● Work item
Gather every line of the entries that includes the word "dialog".
── Records provided ──
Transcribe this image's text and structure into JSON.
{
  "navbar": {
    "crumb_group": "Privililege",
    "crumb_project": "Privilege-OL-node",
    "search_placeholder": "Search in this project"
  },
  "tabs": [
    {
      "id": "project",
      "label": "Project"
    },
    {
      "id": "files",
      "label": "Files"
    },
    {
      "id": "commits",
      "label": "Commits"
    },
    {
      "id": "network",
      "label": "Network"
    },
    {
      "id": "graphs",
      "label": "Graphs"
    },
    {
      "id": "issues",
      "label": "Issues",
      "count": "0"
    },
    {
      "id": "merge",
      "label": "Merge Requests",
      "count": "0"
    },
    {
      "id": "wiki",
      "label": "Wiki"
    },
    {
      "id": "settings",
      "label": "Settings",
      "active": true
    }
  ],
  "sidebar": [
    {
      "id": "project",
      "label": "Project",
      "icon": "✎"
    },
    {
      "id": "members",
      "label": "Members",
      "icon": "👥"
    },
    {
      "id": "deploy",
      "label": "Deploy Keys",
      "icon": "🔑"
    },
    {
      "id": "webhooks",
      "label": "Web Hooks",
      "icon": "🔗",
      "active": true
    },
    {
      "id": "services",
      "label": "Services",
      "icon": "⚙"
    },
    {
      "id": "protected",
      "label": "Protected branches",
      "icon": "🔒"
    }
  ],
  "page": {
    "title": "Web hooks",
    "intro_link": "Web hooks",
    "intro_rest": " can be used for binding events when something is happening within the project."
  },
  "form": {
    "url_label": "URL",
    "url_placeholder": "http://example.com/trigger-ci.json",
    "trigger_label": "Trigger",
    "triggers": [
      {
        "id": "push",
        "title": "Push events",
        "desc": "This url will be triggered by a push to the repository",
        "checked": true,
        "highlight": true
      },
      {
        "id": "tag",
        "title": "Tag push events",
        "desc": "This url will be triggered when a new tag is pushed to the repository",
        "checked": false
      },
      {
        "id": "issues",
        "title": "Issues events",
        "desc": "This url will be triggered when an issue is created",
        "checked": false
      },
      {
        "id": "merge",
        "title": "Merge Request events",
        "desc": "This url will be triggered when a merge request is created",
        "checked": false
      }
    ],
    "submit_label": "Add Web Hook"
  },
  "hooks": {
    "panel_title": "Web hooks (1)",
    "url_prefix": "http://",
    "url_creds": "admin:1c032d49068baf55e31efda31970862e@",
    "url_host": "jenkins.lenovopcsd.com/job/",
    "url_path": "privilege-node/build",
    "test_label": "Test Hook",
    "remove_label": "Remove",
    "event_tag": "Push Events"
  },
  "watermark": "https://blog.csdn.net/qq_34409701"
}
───
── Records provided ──
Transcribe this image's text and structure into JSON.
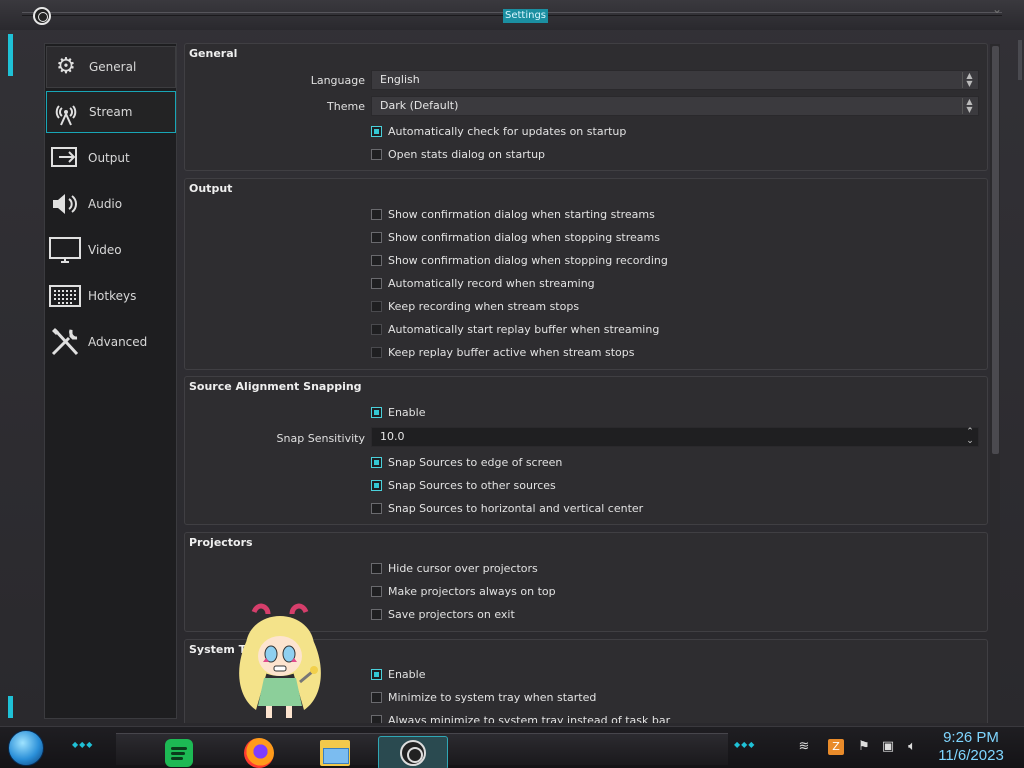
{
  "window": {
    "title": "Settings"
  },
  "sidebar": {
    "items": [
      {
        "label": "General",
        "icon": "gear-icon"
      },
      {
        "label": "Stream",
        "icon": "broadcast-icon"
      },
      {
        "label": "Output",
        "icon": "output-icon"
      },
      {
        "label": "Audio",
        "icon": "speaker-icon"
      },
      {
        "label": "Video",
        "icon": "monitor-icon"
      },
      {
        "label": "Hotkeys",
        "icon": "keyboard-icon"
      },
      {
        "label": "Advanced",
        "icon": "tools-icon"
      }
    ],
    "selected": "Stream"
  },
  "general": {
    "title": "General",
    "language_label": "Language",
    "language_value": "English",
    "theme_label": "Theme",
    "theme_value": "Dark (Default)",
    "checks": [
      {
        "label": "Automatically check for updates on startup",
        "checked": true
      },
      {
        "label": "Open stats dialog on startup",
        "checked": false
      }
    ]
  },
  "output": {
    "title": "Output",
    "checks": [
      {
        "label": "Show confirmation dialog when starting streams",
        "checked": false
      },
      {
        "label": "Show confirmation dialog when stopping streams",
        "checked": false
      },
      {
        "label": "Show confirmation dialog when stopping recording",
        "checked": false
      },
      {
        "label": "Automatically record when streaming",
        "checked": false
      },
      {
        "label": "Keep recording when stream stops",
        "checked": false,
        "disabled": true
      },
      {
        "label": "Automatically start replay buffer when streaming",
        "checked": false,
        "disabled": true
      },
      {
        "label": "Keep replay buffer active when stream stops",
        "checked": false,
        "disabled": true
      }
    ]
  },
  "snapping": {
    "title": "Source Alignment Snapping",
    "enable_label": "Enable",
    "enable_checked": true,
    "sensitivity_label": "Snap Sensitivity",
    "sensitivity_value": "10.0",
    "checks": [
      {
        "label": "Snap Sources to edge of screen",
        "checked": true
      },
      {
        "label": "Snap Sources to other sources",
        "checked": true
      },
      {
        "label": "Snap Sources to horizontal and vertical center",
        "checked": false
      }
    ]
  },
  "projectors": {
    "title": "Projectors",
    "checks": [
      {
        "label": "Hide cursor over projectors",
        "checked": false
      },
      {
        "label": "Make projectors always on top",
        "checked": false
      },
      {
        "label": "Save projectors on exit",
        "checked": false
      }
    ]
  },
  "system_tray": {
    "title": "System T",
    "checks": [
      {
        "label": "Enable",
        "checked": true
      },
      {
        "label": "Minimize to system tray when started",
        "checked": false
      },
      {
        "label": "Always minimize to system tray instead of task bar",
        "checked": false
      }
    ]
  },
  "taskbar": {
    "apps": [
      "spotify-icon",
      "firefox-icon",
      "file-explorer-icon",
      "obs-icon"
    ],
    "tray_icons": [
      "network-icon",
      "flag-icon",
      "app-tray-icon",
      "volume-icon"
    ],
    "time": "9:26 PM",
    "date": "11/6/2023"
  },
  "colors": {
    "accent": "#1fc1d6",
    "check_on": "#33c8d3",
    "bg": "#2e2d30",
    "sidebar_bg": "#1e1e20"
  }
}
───
● Problem solution
        "label": "Open stats dialog on startup",
        "label": "Show confirmation dialog when starting streams",
        "label": "Show confirmation dialog when stopping streams",
        "label": "Show confirmation dialog when stopping recording",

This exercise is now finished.